● **THE TASK**
Pictures do not belong in the copy; restate the records below word for word.

● **EXERCISE INPUT**
BEGIN

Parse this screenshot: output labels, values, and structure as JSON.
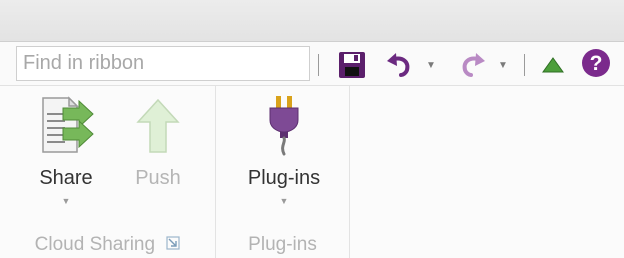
{
  "toolbar": {
    "search_placeholder": "Find in ribbon"
  },
  "ribbon": {
    "groups": [
      {
        "label": "Cloud Sharing",
        "buttons": [
          {
            "label": "Share",
            "icon": "share-icon",
            "enabled": true,
            "has_dropdown": true
          },
          {
            "label": "Push",
            "icon": "push-arrow-icon",
            "enabled": false,
            "has_dropdown": false
          }
        ]
      },
      {
        "label": "Plug-ins",
        "buttons": [
          {
            "label": "Plug-ins",
            "icon": "plug-icon",
            "enabled": true,
            "has_dropdown": true
          }
        ]
      }
    ]
  },
  "colors": {
    "accent_purple": "#7b2a8c",
    "collapse_green": "#4c9e3a"
  }
}
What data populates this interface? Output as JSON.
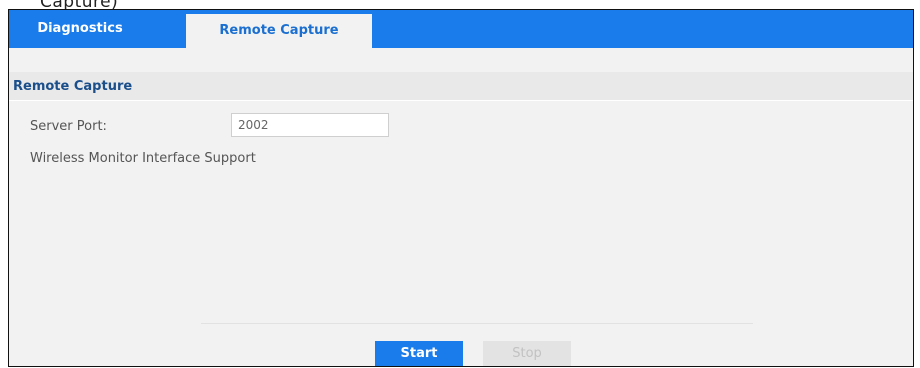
{
  "caption_fragment": "Capture)",
  "tabs": [
    {
      "label": "Diagnostics",
      "active": false
    },
    {
      "label": "Remote Capture",
      "active": true
    }
  ],
  "section": {
    "title": "Remote Capture"
  },
  "server_port": {
    "label": "Server Port:",
    "value": "2002"
  },
  "wireless_monitor": {
    "label": "Wireless Monitor Interface Support"
  },
  "buttons": {
    "start_label": "Start",
    "stop_label": "Stop"
  },
  "colors": {
    "accent": "#1a7bea",
    "section_title": "#1a4f8c",
    "panel_background": "#f2f2f2",
    "disabled_button": "#e3e3e3"
  }
}
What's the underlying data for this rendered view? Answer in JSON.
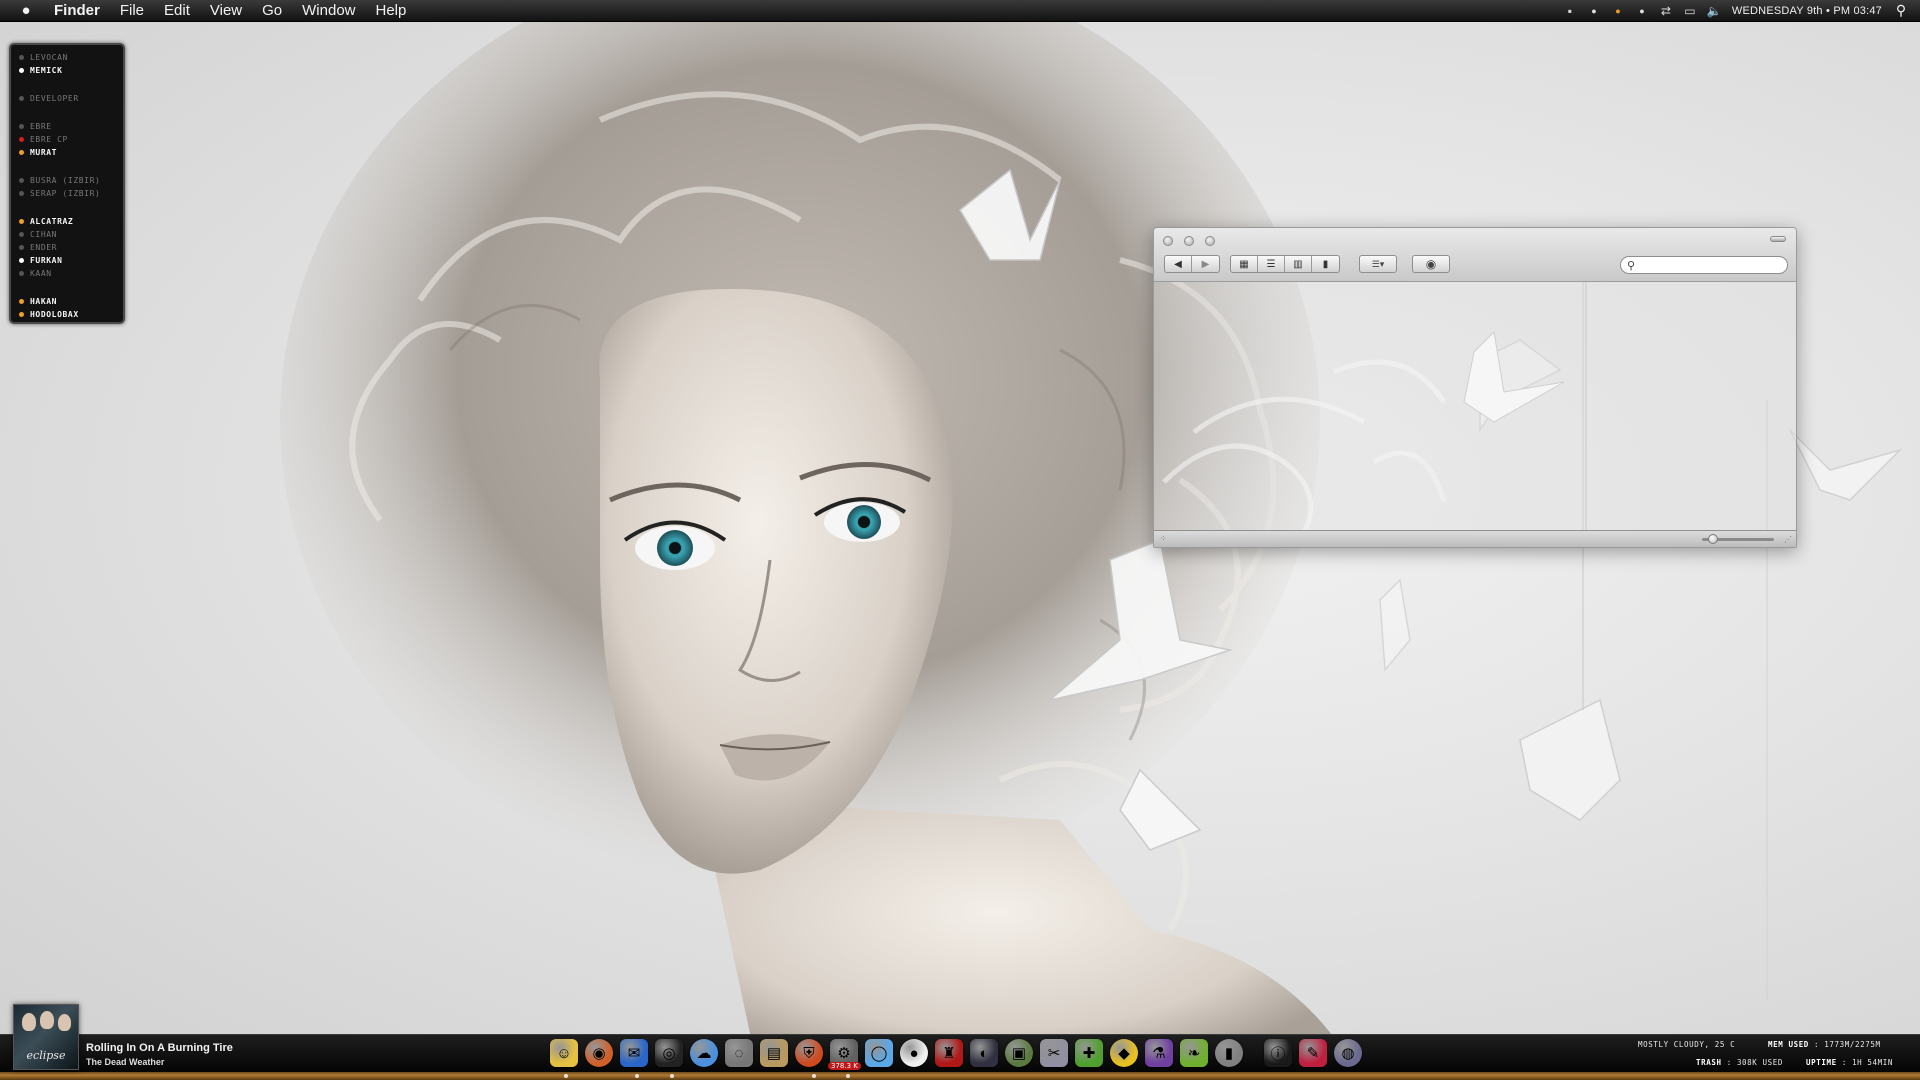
{
  "menubar": {
    "apple_icon": "apple-logo-icon",
    "menus": [
      "Finder",
      "File",
      "Edit",
      "View",
      "Go",
      "Window",
      "Help"
    ],
    "clock": "WEDNESDAY 9th  •  PM 03:47",
    "status_colors": {
      "away": "#f0a020",
      "online": "#ffffff"
    }
  },
  "contacts": {
    "groups": [
      [
        {
          "name": "LEVOCAN",
          "status": "offline"
        },
        {
          "name": "MEMICK",
          "status": "online"
        }
      ],
      [
        {
          "name": "DEVELOPER",
          "status": "offline"
        }
      ],
      [
        {
          "name": "EBRE",
          "status": "offline"
        },
        {
          "name": "EBRE CP",
          "status": "busy"
        },
        {
          "name": "MURAT",
          "status": "away"
        }
      ],
      [
        {
          "name": "BUSRA (IZBIR)",
          "status": "offline"
        },
        {
          "name": "SERAP (IZBIR)",
          "status": "offline"
        }
      ],
      [
        {
          "name": "ALCATRAZ",
          "status": "away"
        },
        {
          "name": "CIHAN",
          "status": "offline"
        },
        {
          "name": "ENDER",
          "status": "offline"
        },
        {
          "name": "FURKAN",
          "status": "online"
        },
        {
          "name": "KAAN",
          "status": "offline"
        }
      ],
      [
        {
          "name": "HAKAN",
          "status": "away"
        },
        {
          "name": "HODOLOBAX",
          "status": "away"
        }
      ]
    ],
    "status_colors": {
      "online": "#ffffff",
      "away": "#f0a020",
      "busy": "#d02020",
      "offline": "#555555"
    }
  },
  "finder": {
    "search": {
      "value": "",
      "placeholder": ""
    },
    "zoom_level": 0.1
  },
  "now_playing": {
    "title": "Rolling In On A Burning Tire",
    "artist": "The Dead Weather",
    "album_art_text": "eclipse"
  },
  "dock": {
    "icons": [
      {
        "name": "finder-face-icon",
        "bg": "#e6c040",
        "glyph": "☺"
      },
      {
        "name": "browser-icon",
        "bg": "#d0602a",
        "glyph": "◉"
      },
      {
        "name": "mail-bird-icon",
        "bg": "#2a66c8",
        "glyph": "✉"
      },
      {
        "name": "camera-icon",
        "bg": "#222222",
        "glyph": "◎"
      },
      {
        "name": "cloud-icon",
        "bg": "#4a90e0",
        "glyph": "☁"
      },
      {
        "name": "quicktime-icon",
        "bg": "#777777",
        "glyph": "◌"
      },
      {
        "name": "preview-icon",
        "bg": "#b89a60",
        "glyph": "▤"
      },
      {
        "name": "shield-icon",
        "bg": "#d04a20",
        "glyph": "⛨"
      },
      {
        "name": "system-preferences-icon",
        "bg": "#606060",
        "glyph": "⚙"
      },
      {
        "name": "chat-bubble-icon",
        "bg": "#5aa8e8",
        "glyph": "◯"
      },
      {
        "name": "penguin-icon",
        "bg": "#f0f0f0",
        "glyph": "●"
      },
      {
        "name": "red-chair-icon",
        "bg": "#b01818",
        "glyph": "♜"
      },
      {
        "name": "music-dark-icon",
        "bg": "#303040",
        "glyph": "◐"
      },
      {
        "name": "photo-frame-icon",
        "bg": "#5a7a40",
        "glyph": "▣"
      },
      {
        "name": "scissors-icon",
        "bg": "#9090a0",
        "glyph": "✂"
      },
      {
        "name": "puzzle-icon",
        "bg": "#50a030",
        "glyph": "✚"
      },
      {
        "name": "cube-icon",
        "bg": "#e8c020",
        "glyph": "◆"
      },
      {
        "name": "plug-icon",
        "bg": "#7040a0",
        "glyph": "⚗"
      },
      {
        "name": "leaf-icon",
        "bg": "#70b030",
        "glyph": "❧"
      },
      {
        "name": "utility-bar-icon",
        "bg": "#808080",
        "glyph": "▮"
      },
      {
        "name": "info-icon",
        "bg": "#1a1a1a",
        "glyph": "ⓘ"
      },
      {
        "name": "pencil-icon",
        "bg": "#c02040",
        "glyph": "✎"
      },
      {
        "name": "trash-orb-icon",
        "bg": "#6a6a90",
        "glyph": "◍"
      }
    ],
    "badge": "378.3 K"
  },
  "stats": {
    "weather": "MOSTLY CLOUDY, 25 C",
    "mem_label": "MEM USED",
    "mem_value": "1773M/2275M",
    "trash_label": "TRASH",
    "trash_value": "308K USED",
    "uptime_label": "UPTIME",
    "uptime_value": "1H 54MIN"
  }
}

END

● **WRITTEN ANSWER**
Parse this screenshot: output labels, values, and structure as JSON.
{
  "toolbar": {
    "search_placeholder": "Find in ribbon"
  },
  "ribbon": {
    "groups": [
      {
        "label": "Cloud Sharing",
        "buttons": [
          {
            "label": "Share",
            "icon": "share-icon",
            "enabled": true,
            "has_dropdown": true
          },
          {
            "label": "Push",
            "icon": "push-arrow-icon",
            "enabled": false,
            "has_dropdown": false
          }
        ]
      },
      {
        "label": "Plug-ins",
        "buttons": [
          {
            "label": "Plug-ins",
            "icon": "plug-icon",
            "enabled": true,
            "has_dropdown": true
          }
        ]
      }
    ]
  },
  "colors": {
    "accent_purple": "#7b2a8c",
    "collapse_green": "#4c9e3a"
  }
}
What data populates this interface? Output as JSON.
{
  "caption_fragment": "Capture)",
  "tabs": [
    {
      "label": "Diagnostics",
      "active": false
    },
    {
      "label": "Remote Capture",
      "active": true
    }
  ],
  "section": {
    "title": "Remote Capture"
  },
  "server_port": {
    "label": "Server Port:",
    "value": "2002"
  },
  "wireless_monitor": {
    "label": "Wireless Monitor Interface Support"
  },
  "buttons": {
    "start_label": "Start",
    "stop_label": "Stop"
  },
  "colors": {
    "accent": "#1a7bea",
    "section_title": "#1a4f8c",
    "panel_background": "#f2f2f2",
    "disabled_button": "#e3e3e3"
  }
}
What's the underlying data for this rendered view? Answer in JSON.
{
  "menubar": {
    "apple_icon": "apple-logo-icon",
    "menus": [
      "Finder",
      "File",
      "Edit",
      "View",
      "Go",
      "Window",
      "Help"
    ],
    "clock": "WEDNESDAY 9th  •  PM 03:47",
    "status_colors": {
      "away": "#f0a020",
      "online": "#ffffff"
    }
  },
  "contacts": {
    "groups": [
      [
        {
          "name": "LEVOCAN",
          "status": "offline"
        },
        {
          "name": "MEMICK",
          "status": "online"
        }
      ],
      [
        {
          "name": "DEVELOPER",
          "status": "offline"
        }
      ],
      [
        {
          "name": "EBRE",
          "status": "offline"
        },
        {
          "name": "EBRE CP",
          "status": "busy"
        },
        {
          "name": "MURAT",
          "status": "away"
        }
      ],
      [
        {
          "name": "BUSRA (IZBIR)",
          "status": "offline"
        },
        {
          "name": "SERAP (IZBIR)",
          "status": "offline"
        }
      ],
      [
        {
          "name": "ALCATRAZ",
          "status": "away"
        },
        {
          "name": "CIHAN",
          "status": "offline"
        },
        {
          "name": "ENDER",
          "status": "offline"
        },
        {
          "name": "FURKAN",
          "status": "online"
        },
        {
          "name": "KAAN",
          "status": "offline"
        }
      ],
      [
        {
          "name": "HAKAN",
          "status": "away"
        },
        {
          "name": "HODOLOBAX",
          "status": "away"
        }
      ]
    ],
    "status_colors": {
      "online": "#ffffff",
      "away": "#f0a020",
      "busy": "#d02020",
      "offline": "#555555"
    }
  },
  "finder": {
    "search": {
      "value": "",
      "placeholder": ""
    },
    "zoom_level": 0.1
  },
  "now_playing": {
    "title": "Rolling In On A Burning Tire",
    "artist": "The Dead Weather",
    "album_art_text": "eclipse"
  },
  "dock": {
    "icons": [
      {
        "name": "finder-face-icon",
        "bg": "#e6c040",
        "glyph": "☺"
      },
      {
        "name": "browser-icon",
        "bg": "#d0602a",
        "glyph": "◉"
      },
      {
        "name": "mail-bird-icon",
        "bg": "#2a66c8",
        "glyph": "✉"
      },
      {
        "name": "camera-icon",
        "bg": "#222222",
        "glyph": "◎"
      },
      {
        "name": "cloud-icon",
        "bg": "#4a90e0",
        "glyph": "☁"
      },
      {
        "name": "quicktime-icon",
        "bg": "#777777",
        "glyph": "◌"
      },
      {
        "name": "preview-icon",
        "bg": "#b89a60",
        "glyph": "▤"
      },
      {
        "name": "shield-icon",
        "bg": "#d04a20",
        "glyph": "⛨"
      },
      {
        "name": "system-preferences-icon",
        "bg": "#606060",
        "glyph": "⚙"
      },
      {
        "name": "chat-bubble-icon",
        "bg": "#5aa8e8",
        "glyph": "◯"
      },
      {
        "name": "penguin-icon",
        "bg": "#f0f0f0",
        "glyph": "●"
      },
      {
        "name": "red-chair-icon",
        "bg": "#b01818",
        "glyph": "♜"
      },
      {
        "name": "music-dark-icon",
        "bg": "#303040",
        "glyph": "◐"
      },
      {
        "name": "photo-frame-icon",
        "bg": "#5a7a40",
        "glyph": "▣"
      },
      {
        "name": "scissors-icon",
        "bg": "#9090a0",
        "glyph": "✂"
      },
      {
        "name": "puzzle-icon",
        "bg": "#50a030",
        "glyph": "✚"
      },
      {
        "name": "cube-icon",
        "bg": "#e8c020",
        "glyph": "◆"
      },
      {
        "name": "plug-icon",
        "bg": "#7040a0",
        "glyph": "⚗"
      },
      {
        "name": "leaf-icon",
        "bg": "#70b030",
        "glyph": "❧"
      },
      {
        "name": "utility-bar-icon",
        "bg": "#808080",
        "glyph": "▮"
      },
      {
        "name": "info-icon",
        "bg": "#1a1a1a",
        "glyph": "ⓘ"
      },
      {
        "name": "pencil-icon",
        "bg": "#c02040",
        "glyph": "✎"
      },
      {
        "name": "trash-orb-icon",
        "bg": "#6a6a90",
        "glyph": "◍"
      }
    ],
    "badge": "378.3 K"
  },
  "stats": {
    "weather": "MOSTLY CLOUDY, 25 C",
    "mem_label": "MEM USED",
    "mem_value": "1773M/2275M",
    "trash_label": "TRASH",
    "trash_value": "308K USED",
    "uptime_label": "UPTIME",
    "uptime_value": "1H 54MIN"
  }
}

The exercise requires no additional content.